Girls soccer referee gets close to the action.

Referee numbers have been steadily declining in the past decade throughout the country for high school sports. 

The pandemic has only escalated this problem. Due to COVID-19, less and less referees have been signing up to officiate. Wilsonville High School athletics has felt the consequences of this shortage. Many games from all sports, including soccer and football, have had to reschedule to a different date or play with fewer referees than usual. 

Jasmine Brown, sophomore goalie on varsity, says “it leaves us sometimes questioning the accuracy of the game because only a couple of people are trying to watch and officiate the whole field.” Sophomore Avery Devincenzi on the JV soccer team feels the same as Brown. Devincenzi adds “The inconsistency of the game schedule and the miscommunication between referees confuses us athletes and the coaches.” 

Assistant Principal and Athletic Director at Wilsonville High School, Dennis Burke says that they were fortunate as a league to make the rescheduling of games work early in the season.

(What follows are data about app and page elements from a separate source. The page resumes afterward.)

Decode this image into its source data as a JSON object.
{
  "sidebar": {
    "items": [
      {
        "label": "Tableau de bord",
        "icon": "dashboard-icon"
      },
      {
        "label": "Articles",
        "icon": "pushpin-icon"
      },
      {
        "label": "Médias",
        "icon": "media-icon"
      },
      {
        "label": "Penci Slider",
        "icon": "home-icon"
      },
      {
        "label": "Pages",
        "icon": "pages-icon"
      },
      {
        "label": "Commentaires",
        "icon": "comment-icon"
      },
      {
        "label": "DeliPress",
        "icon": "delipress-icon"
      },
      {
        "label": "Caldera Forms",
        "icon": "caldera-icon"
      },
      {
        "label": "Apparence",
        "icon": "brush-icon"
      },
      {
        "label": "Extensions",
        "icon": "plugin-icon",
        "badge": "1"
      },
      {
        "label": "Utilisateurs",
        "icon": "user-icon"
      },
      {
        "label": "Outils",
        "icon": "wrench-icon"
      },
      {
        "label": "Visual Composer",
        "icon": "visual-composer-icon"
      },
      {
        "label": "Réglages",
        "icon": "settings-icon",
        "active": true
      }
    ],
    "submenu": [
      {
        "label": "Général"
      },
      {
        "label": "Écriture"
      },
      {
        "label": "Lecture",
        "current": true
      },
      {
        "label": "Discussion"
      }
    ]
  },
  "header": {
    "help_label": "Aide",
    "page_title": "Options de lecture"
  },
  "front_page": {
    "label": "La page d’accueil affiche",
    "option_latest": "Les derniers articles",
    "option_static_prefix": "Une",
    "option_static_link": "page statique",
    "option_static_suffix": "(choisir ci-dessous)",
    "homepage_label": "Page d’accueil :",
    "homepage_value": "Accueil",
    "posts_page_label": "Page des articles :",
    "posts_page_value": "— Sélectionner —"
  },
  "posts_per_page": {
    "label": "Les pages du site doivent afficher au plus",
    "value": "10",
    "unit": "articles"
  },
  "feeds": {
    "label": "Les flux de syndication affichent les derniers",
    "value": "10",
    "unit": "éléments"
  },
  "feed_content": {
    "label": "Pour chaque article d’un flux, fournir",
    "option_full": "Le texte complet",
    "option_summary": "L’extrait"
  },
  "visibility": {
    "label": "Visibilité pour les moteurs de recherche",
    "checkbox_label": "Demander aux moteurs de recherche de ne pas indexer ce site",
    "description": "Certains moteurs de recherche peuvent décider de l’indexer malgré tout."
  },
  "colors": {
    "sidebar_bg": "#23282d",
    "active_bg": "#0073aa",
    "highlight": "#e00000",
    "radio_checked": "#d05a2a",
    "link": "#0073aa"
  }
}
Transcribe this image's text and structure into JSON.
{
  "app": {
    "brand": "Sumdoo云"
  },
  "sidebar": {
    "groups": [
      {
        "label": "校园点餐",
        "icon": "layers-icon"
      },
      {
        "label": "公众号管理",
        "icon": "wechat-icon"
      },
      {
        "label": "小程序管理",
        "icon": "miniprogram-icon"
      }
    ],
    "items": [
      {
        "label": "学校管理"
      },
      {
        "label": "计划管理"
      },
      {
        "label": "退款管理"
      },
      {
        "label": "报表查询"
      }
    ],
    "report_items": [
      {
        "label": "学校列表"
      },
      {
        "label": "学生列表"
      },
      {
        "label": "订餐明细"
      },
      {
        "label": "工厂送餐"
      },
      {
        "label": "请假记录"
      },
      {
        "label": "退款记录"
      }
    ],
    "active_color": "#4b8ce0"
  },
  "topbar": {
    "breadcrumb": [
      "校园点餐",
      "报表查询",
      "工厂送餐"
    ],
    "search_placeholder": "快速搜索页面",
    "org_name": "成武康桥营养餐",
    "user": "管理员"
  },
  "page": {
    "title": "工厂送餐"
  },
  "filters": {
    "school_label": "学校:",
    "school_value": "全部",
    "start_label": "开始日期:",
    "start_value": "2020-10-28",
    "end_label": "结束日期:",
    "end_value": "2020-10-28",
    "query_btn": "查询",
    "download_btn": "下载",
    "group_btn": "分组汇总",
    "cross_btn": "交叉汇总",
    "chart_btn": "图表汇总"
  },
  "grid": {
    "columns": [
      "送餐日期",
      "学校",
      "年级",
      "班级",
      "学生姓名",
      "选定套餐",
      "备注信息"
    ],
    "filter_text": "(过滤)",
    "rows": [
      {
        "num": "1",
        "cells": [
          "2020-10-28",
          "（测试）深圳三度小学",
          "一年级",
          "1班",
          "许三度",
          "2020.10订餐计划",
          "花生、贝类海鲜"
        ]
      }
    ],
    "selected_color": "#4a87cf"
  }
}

Burke also gives credit to the commissioners for making this all work. While Burke believes he has gotten pretty lucky so far with the ease of rescheduling and finding referees, he wonders due to the vaccine requirement put in place on October 18th, if this will affect the shortage even more. “there is a big push in finding ways to recruit and attain officials due to COVID-19 and the treatment they receive from adults and viewers during games.” says Burke. 

The national referee shortage has majorly affected fall sports and is leaving many people wondering how it will affect winter sports.

There is a big push in finding ways to recruit and attain officials due to COVID-19 as well as the treatment they receive from adults and viewers during games.”

— Dennis Burke